The results will be published on March 22 in the journal „Astronomy & Astrophysics“.
Galaxy clusters are the largest gravitationally bound structures in the universe. With a typical extent of about 10 million light years, i.e. 100 times the...
Researchers at the Goethe University Frankfurt, together with partners from the University of Tübingen in Germany and Queen Mary University as well as Francis Crick Institute from London (UK) have developed a novel technology to decipher the secret ubiquitin code.
Ubiquitin is a small protein that can be linked to other cellular proteins, thereby controlling and modulating their functions. The attachment occurs in many...
In the eternal search for next generation high-efficiency solar cells and LEDs, scientists at Los Alamos National Laboratory and their partners are creating...
Silicon nanosheets are thin, two-dimensional layers with exceptional optoelectronic properties very similar to those of graphene. Albeit, the nanosheets are less stable. Now researchers at the Technical University of Munich (TUM) have, for the first time ever, produced a composite material combining silicon nanosheets and a polymer that is both UV-resistant and easy to process. This brings the scientists a significant step closer to industrial applications like flexible displays and photosensors.
Silicon nanosheets are thin, two-dimensional layers with exceptional optoelectronic properties very similar to those of graphene. Albeit, the nanosheets are...
20.03.2017 | Event News
14.03.2017 | Event News
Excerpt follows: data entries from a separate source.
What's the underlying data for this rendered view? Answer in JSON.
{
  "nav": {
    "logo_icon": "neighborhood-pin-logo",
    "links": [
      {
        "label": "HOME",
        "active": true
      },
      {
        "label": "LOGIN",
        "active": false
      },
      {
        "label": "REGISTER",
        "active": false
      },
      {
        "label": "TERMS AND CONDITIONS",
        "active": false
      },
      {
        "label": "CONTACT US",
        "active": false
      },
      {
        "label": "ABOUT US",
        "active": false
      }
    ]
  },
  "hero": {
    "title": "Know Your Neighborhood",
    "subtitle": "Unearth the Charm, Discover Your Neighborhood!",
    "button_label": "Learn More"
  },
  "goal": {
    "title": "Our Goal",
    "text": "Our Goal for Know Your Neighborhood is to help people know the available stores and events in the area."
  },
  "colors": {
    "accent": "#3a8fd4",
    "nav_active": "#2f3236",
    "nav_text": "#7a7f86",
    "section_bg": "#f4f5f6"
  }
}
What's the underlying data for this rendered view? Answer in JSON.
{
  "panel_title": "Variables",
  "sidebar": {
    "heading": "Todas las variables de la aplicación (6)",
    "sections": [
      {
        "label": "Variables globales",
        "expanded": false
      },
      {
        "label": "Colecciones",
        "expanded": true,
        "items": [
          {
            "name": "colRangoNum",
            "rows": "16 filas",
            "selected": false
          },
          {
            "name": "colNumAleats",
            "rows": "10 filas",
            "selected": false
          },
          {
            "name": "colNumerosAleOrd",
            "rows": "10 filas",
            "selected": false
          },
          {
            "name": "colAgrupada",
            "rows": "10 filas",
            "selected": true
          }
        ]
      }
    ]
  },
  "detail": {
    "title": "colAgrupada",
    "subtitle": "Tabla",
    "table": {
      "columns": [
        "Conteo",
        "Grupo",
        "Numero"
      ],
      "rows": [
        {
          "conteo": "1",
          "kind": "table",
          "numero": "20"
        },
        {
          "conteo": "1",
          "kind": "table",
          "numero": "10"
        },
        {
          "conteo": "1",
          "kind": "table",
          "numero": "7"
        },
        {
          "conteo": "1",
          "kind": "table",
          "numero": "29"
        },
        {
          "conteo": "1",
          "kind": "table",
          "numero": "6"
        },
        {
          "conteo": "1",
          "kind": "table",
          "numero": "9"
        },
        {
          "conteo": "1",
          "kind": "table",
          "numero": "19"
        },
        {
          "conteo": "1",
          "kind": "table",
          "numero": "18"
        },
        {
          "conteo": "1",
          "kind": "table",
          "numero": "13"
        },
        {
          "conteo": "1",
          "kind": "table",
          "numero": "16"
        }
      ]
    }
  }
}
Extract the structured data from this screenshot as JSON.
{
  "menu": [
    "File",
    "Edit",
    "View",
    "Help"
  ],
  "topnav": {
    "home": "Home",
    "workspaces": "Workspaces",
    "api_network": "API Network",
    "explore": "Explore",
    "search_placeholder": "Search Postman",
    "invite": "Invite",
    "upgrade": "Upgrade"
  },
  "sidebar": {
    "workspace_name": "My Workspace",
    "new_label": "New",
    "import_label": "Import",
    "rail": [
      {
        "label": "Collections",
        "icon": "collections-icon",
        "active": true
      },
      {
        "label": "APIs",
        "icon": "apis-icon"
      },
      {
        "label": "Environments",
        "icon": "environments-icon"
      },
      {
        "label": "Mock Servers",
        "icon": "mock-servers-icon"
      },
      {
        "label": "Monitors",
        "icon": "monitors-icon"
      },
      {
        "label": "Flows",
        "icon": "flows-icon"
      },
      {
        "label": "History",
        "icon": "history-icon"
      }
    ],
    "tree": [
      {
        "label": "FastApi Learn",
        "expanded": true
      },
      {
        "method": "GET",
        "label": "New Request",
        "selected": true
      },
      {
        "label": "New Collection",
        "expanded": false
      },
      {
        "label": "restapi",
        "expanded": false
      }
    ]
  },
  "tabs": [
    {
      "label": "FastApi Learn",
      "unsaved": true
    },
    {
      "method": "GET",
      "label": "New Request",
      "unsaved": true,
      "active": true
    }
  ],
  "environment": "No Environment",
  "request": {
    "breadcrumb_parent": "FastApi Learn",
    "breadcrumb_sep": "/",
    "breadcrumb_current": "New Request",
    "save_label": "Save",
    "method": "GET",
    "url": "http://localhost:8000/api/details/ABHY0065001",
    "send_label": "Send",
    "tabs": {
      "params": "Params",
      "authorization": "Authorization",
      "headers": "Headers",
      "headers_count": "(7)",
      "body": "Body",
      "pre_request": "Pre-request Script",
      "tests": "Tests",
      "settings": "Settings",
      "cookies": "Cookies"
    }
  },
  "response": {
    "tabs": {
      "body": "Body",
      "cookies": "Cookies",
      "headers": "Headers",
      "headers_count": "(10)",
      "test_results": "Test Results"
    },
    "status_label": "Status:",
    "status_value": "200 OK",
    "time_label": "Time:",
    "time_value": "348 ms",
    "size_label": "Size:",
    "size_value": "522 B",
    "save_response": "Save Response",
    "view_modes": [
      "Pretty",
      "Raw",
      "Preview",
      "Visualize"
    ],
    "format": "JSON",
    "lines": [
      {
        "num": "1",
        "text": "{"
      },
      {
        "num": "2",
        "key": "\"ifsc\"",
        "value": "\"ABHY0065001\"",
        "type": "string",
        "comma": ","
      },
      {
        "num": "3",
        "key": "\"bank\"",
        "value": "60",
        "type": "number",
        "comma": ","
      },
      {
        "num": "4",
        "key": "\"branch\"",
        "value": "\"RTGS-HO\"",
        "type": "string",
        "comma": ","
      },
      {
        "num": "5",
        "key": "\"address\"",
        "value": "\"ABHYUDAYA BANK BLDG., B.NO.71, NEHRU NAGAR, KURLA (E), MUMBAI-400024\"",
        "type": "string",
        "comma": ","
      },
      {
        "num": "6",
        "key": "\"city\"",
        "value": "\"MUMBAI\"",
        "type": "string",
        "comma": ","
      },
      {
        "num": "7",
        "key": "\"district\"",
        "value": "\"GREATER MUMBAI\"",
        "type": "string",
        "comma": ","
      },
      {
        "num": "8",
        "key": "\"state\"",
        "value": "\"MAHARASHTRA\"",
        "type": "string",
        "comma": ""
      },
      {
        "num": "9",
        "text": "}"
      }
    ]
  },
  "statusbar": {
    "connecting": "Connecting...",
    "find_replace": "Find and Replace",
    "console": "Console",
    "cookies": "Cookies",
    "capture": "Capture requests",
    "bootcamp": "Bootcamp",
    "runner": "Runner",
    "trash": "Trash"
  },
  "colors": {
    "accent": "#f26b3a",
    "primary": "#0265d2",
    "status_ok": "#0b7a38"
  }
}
07.03.2017 | Event News
29.03.2017 | Materials Sciences
29.03.2017 | Physics and Astronomy
29.03.2017 | Earth Sciences